Now, anything over 18m in height (usually 6 storeys) will most likely be zero valued, unless there is a very comprehensive fire report to show there is no risk. As with any survey inspection, the scrutiny can vary from different surveyors and the lender associated. However, a surveyors job is to both protect you and the lender against exposure and, given the seriousness of these new legislation’s, you will be hard pushed to simply substitute one lender for another that is more lenient.
The report themselves can take some time to conduct. Just trying to speak to a fire safety expert is virtually impossible as they are so busy being pulled from pillar to post. When they finally get around to conducting the tests, samples need to be taken away before collating the results and putting the extensive document together.
So what can be done if I have been affected?
Well, firstly if you are concerned, thinking of selling or remortgaging and living in a tall tower it is worth contacting the management company and asking if they are aware of any issues and, if so, have they made the relevant steps to testing and rectifying?
Even to this day we are agreeing sales in blocks that were not affected in the past and the management companies seem oblivious to the problem. At the very least they need to get the ball rolling.
On my block in Dalston Square, Hackney all the residents had a letter informing us that if we are thinking of selling or remortgaging anytime now until the Spring to forget it. Surely this cannot be fair. What if someone is coming round to renewing their mortgage and now on a higher standard variable rate?
What if you are really desperate to sell?
I have spoken to a number of vendors looking to take action against the management companies and freeholders. In Greenwich a group of owners at New Capital Quay are pioneering this approach by bringing a case against Galliard Homes and Roamquest Ltd, a firm owned by Galliard Homes Ltd, under the Defective Premises Act (1972) which, if successful, could act as a test case. The residents are claiming for other costs including loss of income, reduction in property value, insurance premium increases and distress and inconvenience.
Petitions, social media campaigns, demonstrations and lobbying your MP are all worth doing as many of these big companies do not want the publicity.
The question of course is who pays for the bill should works need doing?
The developers will say they built to regulations and its not their fault those goalposts have been moved. The management company will not want to foot the bill and so, as usual, the shift goes to the homeowner.
At the 11 New Capital Quay blocks the NHBC is paying for remedial works but this will not be completed until 2021. Does this mean a lender will not consider exposing themselves until then?

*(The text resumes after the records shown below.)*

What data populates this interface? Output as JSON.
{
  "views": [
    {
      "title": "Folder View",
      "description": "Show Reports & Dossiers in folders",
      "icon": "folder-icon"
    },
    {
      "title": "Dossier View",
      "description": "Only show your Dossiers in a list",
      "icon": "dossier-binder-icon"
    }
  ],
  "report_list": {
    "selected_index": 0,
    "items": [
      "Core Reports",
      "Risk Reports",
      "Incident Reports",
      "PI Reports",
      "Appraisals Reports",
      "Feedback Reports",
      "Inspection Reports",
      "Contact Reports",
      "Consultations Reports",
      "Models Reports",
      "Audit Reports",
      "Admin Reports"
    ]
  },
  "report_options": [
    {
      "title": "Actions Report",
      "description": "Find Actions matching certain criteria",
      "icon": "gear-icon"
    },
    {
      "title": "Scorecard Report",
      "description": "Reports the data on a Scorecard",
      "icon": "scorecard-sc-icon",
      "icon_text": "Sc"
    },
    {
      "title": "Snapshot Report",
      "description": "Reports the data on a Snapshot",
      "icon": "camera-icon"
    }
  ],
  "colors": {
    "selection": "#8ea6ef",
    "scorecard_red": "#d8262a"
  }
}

Either way it is a total mess and one I believe the government should be taking the reigns and making funds available for. It’s not as if anything else is going on politically at the moment!